CME: Cold Storage Protein Stocks 4.4 per cent Up on 5 Year Average24 April 2013
US - The supply of beef, pork and chicken in cold storage continues to trend above year ago and five year average levels, write Steve Meyer and Len Steiner.
Total inventories of red meat and poultry as of March 31 were 2.182 billion pounds, 5.7 per cent higher than a year ago and 4.4 per cent higher than the five year average.
The pace of inventory build in March was consistent with the normal seasonal increase at this time of year but the larger carryover indicates producers and end users are coming into spring with a notably larger position than a year ago and this could weigh on prices, at least in the short term.
The increase in cold storage stocks comes despite lower exports of pork and poultry. Through the first two months of the year pork exports were down 14 per cent compared to a year ago while chicken exports declined 2 per cent.
On the other hand beef imports, by far the largest imported meat protein category, remain above year ago levels. While overall inventories are larger than a year ago, the picture differs not just by species but also by item.
Total beef stocks were 513.2 million pounds, 2 per cent larger than a year ago and 17.4 per cent higher than the five year average. Just as was the case last year, beef inventories increased from February to March. In part this could be due to more imported beef coming to the US in Q1, as boneless beef stocks rose 6 per cent from the previous month and are 5.7 per cent higher than a year ago.
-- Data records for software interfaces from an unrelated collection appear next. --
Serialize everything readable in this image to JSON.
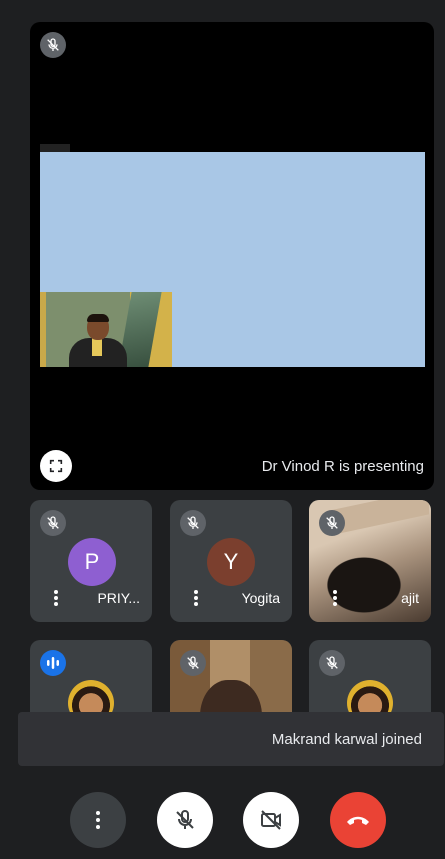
{
  "presenter": {
    "label": "Dr Vinod R is presenting"
  },
  "participants": [
    {
      "name": "ajit",
      "initial": ""
    },
    {
      "name": "Yogita",
      "initial": "Y",
      "color": "#7b3f2e"
    },
    {
      "name": "PRIY...",
      "initial": "P",
      "color": "#8e5fd1"
    }
  ],
  "notification": {
    "text": "Makrand karwal joined"
  },
  "colors": {
    "end_call": "#ea4335",
    "tile": "#3c4043",
    "speaking": "#1a73e8"
  }
}
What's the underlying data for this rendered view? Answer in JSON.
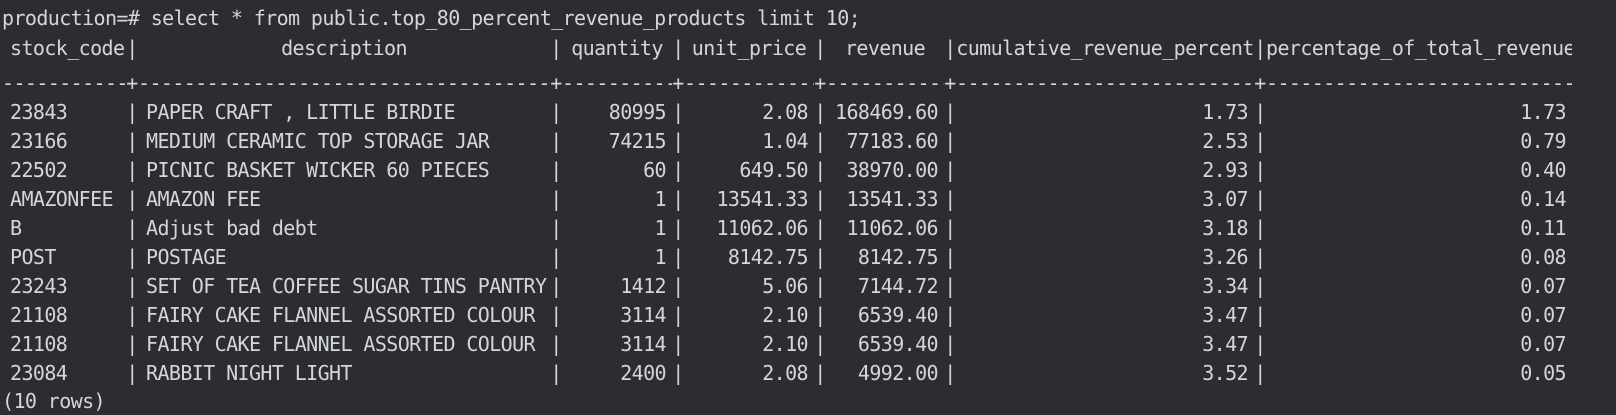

Also high prices for fat beef trimmings may have induced some end users to build inventories going into the grilling season.
Pork inventories continued to climb in March despite Easter being early this year, helping drawdown some of the accumulated ham supply. Total pork in cold storage at the end of March was 648.8 million pounds, 6.3 per cent higher than a year ago and 10 per cent higher than the five year average.
The concern with pork cold storage stocks so far has been that inventories are increasing even as exports lag year ago levels. This imply that these higher inventories will have to be absorbed in the domestic market and keep pork prices in check going into the spring.
Inventories of bone-in and boneless hams declined 14.,3 per cent from the previous month, which is normal given Easter this year was at the end of March. Total ham inventories at 95.0 million pounds were 18.6 per cent higher than a year ago, however and 15.1 per cent higher than the five year average.
Pork belly stocks continue to be well below year ago levels. High prices have limited the normal build in stocks that happens going into the spring. This will likely continue to support belly prices in the short term.
Belly prices have been one of the few positives for the pork market so far this year, with prices up almost 50 per cent from year ago levels, helping offset the price declines across all other primals. Total pork belly inventories were 51.5 million pounds, 22 per cent lower than a year ago and 26.3 per cent lower than the five year average.
Total broiler inventories were 617.9 million pounds, 7.6 per cent higher than a year ago but 3.3 per cent lower than the five year average. Chicken wings, which were flying high for much of last year and early in 2103 have pulled back sharply as end users likely changed menu offerings.
Wing inventories at 74.9 million pounds were 125.8 per cent higher than a year ago and 98.1 per cent higher than the five year average. Turkey stocks are higher than a year ago but the earlier Easter limited the normal inventory build that takes place in the first 8 months of the year.
TheCattleSite News Desk